Would you work out how many lines below include the word "Стереть"? Only that number is wanted.

Data excerpts
━━━━━━━━━━━━━━━━

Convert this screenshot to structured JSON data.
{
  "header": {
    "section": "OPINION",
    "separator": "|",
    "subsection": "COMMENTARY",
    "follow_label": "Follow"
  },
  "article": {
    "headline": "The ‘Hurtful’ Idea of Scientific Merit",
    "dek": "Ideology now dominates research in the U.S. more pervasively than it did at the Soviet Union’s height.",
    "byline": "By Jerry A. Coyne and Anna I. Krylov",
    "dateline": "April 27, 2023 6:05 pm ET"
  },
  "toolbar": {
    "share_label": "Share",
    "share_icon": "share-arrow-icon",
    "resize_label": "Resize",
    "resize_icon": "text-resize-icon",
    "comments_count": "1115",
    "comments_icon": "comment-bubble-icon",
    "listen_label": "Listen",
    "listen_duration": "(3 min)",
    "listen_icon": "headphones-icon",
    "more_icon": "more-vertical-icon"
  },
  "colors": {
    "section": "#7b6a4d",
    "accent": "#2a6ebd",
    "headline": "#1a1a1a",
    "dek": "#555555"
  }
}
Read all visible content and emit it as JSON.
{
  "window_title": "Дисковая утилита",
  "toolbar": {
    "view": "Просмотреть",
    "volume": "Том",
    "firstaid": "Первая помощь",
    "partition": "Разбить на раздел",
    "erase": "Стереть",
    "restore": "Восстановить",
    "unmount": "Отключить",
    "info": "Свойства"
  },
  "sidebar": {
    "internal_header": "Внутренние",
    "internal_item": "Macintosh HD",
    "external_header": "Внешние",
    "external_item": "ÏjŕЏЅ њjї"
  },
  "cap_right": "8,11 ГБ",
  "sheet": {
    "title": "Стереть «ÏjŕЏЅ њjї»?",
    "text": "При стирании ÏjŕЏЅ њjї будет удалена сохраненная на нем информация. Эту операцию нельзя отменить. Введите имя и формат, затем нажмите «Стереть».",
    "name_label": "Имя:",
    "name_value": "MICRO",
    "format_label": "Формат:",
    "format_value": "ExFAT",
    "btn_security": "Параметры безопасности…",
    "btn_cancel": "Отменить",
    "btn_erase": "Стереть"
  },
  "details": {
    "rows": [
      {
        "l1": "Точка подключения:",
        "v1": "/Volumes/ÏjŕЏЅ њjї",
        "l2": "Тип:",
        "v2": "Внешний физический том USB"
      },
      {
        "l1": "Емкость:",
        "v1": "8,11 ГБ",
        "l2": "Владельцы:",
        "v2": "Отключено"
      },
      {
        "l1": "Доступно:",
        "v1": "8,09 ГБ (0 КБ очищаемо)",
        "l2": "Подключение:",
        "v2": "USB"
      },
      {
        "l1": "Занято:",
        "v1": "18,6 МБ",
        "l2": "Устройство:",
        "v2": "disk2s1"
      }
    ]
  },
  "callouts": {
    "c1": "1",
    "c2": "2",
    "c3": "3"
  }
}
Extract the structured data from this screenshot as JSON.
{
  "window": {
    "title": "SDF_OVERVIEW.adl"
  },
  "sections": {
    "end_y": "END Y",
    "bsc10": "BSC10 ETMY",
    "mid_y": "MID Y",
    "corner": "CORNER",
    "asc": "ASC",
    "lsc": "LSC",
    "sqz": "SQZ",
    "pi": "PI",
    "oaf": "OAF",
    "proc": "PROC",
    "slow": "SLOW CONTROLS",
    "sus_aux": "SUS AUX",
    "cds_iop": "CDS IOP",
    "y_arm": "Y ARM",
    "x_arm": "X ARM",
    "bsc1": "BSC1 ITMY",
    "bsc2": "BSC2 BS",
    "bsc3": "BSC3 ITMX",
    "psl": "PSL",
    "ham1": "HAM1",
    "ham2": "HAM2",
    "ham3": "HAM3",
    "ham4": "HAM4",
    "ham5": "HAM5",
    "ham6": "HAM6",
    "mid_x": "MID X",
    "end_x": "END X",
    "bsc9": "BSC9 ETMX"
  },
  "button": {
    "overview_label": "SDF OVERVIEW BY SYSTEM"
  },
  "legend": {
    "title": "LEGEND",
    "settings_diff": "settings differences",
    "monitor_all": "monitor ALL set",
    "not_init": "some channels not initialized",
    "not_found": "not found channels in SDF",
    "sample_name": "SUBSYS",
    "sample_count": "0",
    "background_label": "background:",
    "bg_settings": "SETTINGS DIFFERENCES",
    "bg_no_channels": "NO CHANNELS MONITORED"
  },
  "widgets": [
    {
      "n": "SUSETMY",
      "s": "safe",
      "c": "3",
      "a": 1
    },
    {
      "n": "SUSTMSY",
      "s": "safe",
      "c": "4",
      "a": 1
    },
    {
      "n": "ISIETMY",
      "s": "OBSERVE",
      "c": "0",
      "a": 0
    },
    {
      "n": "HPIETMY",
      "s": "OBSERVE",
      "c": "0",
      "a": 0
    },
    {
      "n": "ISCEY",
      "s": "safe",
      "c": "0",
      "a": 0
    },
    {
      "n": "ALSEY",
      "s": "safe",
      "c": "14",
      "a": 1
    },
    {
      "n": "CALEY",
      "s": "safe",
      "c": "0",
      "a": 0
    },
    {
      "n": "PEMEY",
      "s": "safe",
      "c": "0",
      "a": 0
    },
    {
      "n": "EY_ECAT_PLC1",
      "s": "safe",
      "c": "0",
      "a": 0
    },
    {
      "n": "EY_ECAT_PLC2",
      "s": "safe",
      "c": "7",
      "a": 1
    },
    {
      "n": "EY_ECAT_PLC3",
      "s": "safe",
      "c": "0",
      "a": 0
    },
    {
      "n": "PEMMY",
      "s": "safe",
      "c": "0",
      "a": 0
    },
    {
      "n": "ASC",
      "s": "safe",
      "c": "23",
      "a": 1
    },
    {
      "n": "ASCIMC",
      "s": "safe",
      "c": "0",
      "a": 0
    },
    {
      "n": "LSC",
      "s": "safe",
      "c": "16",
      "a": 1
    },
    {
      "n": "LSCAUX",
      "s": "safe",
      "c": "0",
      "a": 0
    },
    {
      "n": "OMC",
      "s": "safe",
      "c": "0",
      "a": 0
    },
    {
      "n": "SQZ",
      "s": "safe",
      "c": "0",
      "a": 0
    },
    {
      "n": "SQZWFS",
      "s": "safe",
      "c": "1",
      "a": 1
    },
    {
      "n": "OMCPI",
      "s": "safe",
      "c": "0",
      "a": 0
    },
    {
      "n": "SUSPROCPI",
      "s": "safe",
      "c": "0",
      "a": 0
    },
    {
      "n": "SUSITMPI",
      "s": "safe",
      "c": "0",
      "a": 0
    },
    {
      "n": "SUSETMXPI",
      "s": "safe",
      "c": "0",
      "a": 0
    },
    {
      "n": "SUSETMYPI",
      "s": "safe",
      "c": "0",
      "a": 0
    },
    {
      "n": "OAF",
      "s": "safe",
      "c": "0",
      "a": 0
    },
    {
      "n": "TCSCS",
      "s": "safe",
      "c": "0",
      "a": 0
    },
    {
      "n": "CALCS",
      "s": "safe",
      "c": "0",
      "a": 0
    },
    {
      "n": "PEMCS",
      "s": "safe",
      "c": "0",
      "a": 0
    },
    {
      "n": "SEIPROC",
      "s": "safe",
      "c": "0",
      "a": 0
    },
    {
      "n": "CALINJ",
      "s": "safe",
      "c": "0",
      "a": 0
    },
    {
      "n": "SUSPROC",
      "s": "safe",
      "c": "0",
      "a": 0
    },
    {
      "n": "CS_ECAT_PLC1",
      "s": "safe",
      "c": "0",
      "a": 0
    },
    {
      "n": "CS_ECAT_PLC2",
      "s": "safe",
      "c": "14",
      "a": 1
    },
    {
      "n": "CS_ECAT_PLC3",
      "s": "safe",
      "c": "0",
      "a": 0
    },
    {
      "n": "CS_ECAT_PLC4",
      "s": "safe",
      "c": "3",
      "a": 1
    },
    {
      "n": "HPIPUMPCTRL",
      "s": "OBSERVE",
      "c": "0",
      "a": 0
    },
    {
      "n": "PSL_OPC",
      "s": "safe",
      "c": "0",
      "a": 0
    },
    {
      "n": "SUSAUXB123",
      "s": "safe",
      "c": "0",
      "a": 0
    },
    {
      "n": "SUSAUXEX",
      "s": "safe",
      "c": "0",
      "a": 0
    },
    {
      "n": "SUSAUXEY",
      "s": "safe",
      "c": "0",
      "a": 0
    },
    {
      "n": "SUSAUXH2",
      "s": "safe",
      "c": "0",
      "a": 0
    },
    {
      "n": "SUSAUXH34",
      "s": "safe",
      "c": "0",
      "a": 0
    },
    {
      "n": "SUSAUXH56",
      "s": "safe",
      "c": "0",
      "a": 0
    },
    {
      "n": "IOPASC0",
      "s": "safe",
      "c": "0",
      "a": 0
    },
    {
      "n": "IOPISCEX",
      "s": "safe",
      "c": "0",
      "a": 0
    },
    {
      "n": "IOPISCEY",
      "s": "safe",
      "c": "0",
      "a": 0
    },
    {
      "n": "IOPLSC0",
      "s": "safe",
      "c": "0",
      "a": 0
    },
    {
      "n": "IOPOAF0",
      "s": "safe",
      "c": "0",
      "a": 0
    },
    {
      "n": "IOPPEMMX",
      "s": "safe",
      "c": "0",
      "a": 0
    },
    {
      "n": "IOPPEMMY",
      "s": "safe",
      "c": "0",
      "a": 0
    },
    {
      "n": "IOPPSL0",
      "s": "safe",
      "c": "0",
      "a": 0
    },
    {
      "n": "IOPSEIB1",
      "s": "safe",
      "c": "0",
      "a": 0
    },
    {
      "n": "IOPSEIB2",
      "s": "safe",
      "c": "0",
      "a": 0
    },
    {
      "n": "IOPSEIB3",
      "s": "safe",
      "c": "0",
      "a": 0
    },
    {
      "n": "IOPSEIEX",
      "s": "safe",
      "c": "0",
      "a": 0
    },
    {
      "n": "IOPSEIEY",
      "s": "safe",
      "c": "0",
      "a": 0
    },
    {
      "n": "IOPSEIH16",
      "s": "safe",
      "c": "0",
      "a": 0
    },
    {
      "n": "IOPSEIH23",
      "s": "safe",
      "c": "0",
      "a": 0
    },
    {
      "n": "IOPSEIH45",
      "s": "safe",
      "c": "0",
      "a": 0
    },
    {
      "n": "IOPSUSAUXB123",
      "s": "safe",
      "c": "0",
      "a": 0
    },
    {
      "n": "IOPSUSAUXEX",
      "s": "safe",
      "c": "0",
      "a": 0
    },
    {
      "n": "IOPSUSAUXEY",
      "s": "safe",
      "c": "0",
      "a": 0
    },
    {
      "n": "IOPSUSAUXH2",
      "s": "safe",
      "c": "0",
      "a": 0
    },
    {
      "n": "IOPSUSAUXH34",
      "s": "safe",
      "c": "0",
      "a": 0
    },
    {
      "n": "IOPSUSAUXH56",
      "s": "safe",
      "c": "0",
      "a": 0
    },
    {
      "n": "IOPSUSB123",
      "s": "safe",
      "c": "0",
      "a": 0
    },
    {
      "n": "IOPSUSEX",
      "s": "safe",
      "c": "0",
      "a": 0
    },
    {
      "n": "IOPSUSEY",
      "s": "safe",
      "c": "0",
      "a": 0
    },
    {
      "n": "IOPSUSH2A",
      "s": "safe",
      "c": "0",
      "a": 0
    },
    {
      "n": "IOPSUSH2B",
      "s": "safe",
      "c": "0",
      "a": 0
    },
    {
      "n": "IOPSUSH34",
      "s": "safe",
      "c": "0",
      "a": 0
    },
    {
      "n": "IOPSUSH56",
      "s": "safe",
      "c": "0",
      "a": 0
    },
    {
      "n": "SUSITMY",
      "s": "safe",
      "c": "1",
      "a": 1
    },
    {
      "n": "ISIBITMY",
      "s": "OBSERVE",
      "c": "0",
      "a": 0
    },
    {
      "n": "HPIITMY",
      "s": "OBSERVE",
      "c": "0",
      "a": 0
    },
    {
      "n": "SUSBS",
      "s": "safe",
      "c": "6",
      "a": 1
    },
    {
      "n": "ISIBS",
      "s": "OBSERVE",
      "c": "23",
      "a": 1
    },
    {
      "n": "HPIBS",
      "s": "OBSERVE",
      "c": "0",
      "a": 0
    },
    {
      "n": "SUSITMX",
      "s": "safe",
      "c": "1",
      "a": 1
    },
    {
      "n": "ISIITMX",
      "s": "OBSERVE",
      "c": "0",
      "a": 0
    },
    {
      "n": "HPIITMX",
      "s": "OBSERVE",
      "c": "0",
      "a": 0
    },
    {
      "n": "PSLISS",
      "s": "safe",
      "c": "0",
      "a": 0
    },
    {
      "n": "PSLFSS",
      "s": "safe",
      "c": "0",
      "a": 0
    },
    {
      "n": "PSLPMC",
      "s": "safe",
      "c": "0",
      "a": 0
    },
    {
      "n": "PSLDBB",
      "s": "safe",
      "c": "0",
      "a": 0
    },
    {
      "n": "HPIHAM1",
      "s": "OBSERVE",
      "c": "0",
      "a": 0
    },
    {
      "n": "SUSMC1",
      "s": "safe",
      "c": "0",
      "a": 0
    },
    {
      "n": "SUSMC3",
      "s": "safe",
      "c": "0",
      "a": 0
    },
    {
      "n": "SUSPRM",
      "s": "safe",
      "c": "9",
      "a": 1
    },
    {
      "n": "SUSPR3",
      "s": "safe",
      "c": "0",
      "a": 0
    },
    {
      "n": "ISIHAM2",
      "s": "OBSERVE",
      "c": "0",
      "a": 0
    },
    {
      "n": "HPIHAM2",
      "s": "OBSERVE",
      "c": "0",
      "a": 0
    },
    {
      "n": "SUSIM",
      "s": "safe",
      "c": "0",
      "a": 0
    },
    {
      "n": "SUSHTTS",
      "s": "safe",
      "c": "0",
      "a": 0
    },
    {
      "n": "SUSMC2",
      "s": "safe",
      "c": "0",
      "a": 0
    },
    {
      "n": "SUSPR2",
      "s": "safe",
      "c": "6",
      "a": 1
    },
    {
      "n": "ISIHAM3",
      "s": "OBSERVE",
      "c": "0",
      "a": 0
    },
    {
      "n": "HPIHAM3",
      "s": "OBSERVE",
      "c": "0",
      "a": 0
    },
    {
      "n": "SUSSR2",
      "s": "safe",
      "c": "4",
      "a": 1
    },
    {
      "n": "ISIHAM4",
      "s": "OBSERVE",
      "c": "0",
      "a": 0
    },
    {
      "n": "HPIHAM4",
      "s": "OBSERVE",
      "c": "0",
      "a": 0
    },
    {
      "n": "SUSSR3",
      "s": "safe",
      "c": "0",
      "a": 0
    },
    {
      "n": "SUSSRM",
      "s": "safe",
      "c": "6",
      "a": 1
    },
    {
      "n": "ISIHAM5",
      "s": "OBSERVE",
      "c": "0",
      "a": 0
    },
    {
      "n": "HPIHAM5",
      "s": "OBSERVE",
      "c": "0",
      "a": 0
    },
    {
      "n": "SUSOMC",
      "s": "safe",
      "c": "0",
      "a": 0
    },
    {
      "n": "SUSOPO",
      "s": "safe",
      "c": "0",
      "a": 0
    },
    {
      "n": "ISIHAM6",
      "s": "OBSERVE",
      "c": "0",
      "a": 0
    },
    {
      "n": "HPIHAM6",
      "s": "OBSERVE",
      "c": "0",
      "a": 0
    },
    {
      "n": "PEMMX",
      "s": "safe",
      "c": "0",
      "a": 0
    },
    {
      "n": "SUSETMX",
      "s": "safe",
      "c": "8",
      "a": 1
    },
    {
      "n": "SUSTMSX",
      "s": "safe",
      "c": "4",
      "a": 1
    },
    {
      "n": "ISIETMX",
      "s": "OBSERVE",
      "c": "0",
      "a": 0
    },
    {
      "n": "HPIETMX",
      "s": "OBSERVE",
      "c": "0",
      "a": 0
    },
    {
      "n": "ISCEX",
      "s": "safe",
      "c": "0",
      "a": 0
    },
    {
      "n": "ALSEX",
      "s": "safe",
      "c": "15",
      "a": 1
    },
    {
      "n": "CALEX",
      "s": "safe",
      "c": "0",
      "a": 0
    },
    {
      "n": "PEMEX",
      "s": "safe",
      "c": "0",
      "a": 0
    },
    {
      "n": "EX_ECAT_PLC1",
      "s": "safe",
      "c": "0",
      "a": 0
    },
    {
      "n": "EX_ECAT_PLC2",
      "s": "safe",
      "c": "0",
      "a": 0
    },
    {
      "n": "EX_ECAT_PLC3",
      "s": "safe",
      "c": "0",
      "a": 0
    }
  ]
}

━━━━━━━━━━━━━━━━

### ANSWER SPACE
4